### WHAT IS EXPECTED
What is needed is a single figure: how many lines of the records below contain the word "icon".

### MATERIAL SHOWN
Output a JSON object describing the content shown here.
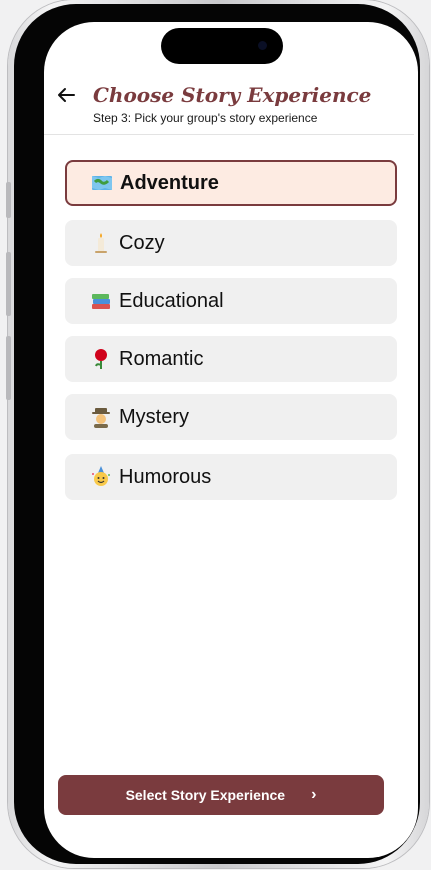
{
  "header": {
    "title": "Choose Story Experience",
    "subtitle": "Step 3: Pick your group's story experience"
  },
  "options": [
    {
      "label": "Adventure",
      "icon": "map-icon",
      "selected": true
    },
    {
      "label": "Cozy",
      "icon": "candle-icon",
      "selected": false
    },
    {
      "label": "Educational",
      "icon": "books-icon",
      "selected": false
    },
    {
      "label": "Romantic",
      "icon": "rose-icon",
      "selected": false
    },
    {
      "label": "Mystery",
      "icon": "detective-icon",
      "selected": false
    },
    {
      "label": "Humorous",
      "icon": "party-face-icon",
      "selected": false
    }
  ],
  "cta": {
    "label": "Select Story Experience",
    "chevron": "›"
  },
  "colors": {
    "accent": "#7a3b3e",
    "selected_bg": "#fdebe2",
    "option_bg": "#f0f0f0"
  }
}
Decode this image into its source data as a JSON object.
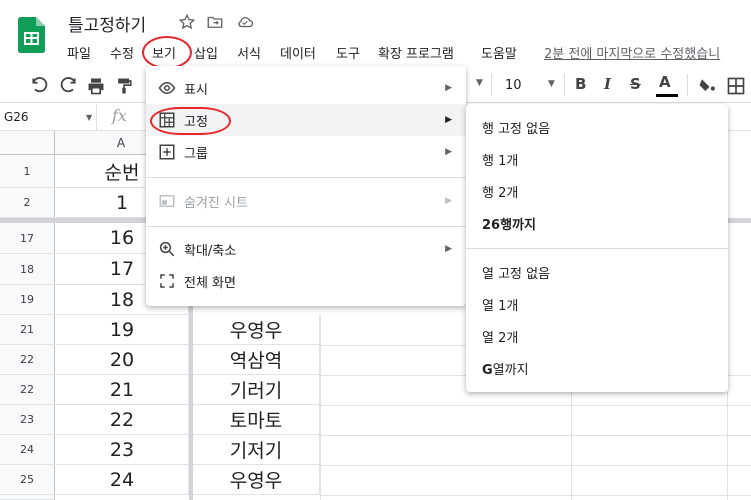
{
  "header": {
    "doc_title": "틀고정하기",
    "last_edit": "2분 전에 마지막으로 수정했습니",
    "menu": [
      "파일",
      "수정",
      "보기",
      "삽입",
      "서식",
      "데이터",
      "도구",
      "확장 프로그램",
      "도움말"
    ]
  },
  "toolbar": {
    "font_size": "10"
  },
  "formula": {
    "namebox": "G26",
    "fx": "fx"
  },
  "grid": {
    "col_a": "A",
    "rows": [
      {
        "num": "1",
        "a": "순번",
        "b": ""
      },
      {
        "num": "2",
        "a": "1",
        "b": ""
      },
      {
        "num": "17",
        "a": "16",
        "b": ""
      },
      {
        "num": "18",
        "a": "17",
        "b": ""
      },
      {
        "num": "19",
        "a": "18",
        "b": ""
      },
      {
        "num": "21",
        "a": "19",
        "b": "우영우"
      },
      {
        "num": "22",
        "a": "20",
        "b": "역삼역"
      },
      {
        "num": "22",
        "a": "21",
        "b": "기러기"
      },
      {
        "num": "23",
        "a": "22",
        "b": "토마토"
      },
      {
        "num": "24",
        "a": "23",
        "b": "기저기"
      },
      {
        "num": "25",
        "a": "24",
        "b": "우영우"
      }
    ]
  },
  "view_menu": {
    "items": [
      "표시",
      "고정",
      "그룹",
      "숨겨진 시트",
      "확대/축소",
      "전체 화면"
    ]
  },
  "freeze_submenu": {
    "rows": [
      "행 고정 없음",
      "행 1개",
      "행 2개"
    ],
    "row_upto_bold": "26",
    "row_upto_rest": "행까지",
    "cols": [
      "열 고정 없음",
      "열 1개",
      "열 2개"
    ],
    "col_upto_bold": "G",
    "col_upto_rest": "열까지"
  },
  "colors": {
    "sheets_green": "#0f9d58",
    "annotation_red": "#e8262b",
    "menu_highlight": "#f1f3f4"
  }
}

### ANSWER SECTION
6